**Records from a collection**
********
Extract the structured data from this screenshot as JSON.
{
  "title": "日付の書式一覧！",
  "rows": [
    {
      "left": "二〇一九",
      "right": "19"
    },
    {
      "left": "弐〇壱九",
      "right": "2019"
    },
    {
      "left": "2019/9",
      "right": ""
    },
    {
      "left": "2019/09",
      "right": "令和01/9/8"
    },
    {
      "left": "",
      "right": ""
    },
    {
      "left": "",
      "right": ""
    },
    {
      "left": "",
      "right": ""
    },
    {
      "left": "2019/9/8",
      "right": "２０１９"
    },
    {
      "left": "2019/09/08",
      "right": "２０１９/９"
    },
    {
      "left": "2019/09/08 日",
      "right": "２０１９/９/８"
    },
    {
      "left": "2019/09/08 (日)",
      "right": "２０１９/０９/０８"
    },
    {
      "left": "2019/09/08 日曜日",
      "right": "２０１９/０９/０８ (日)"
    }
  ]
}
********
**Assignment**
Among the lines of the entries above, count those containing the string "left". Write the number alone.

**Task solution**
12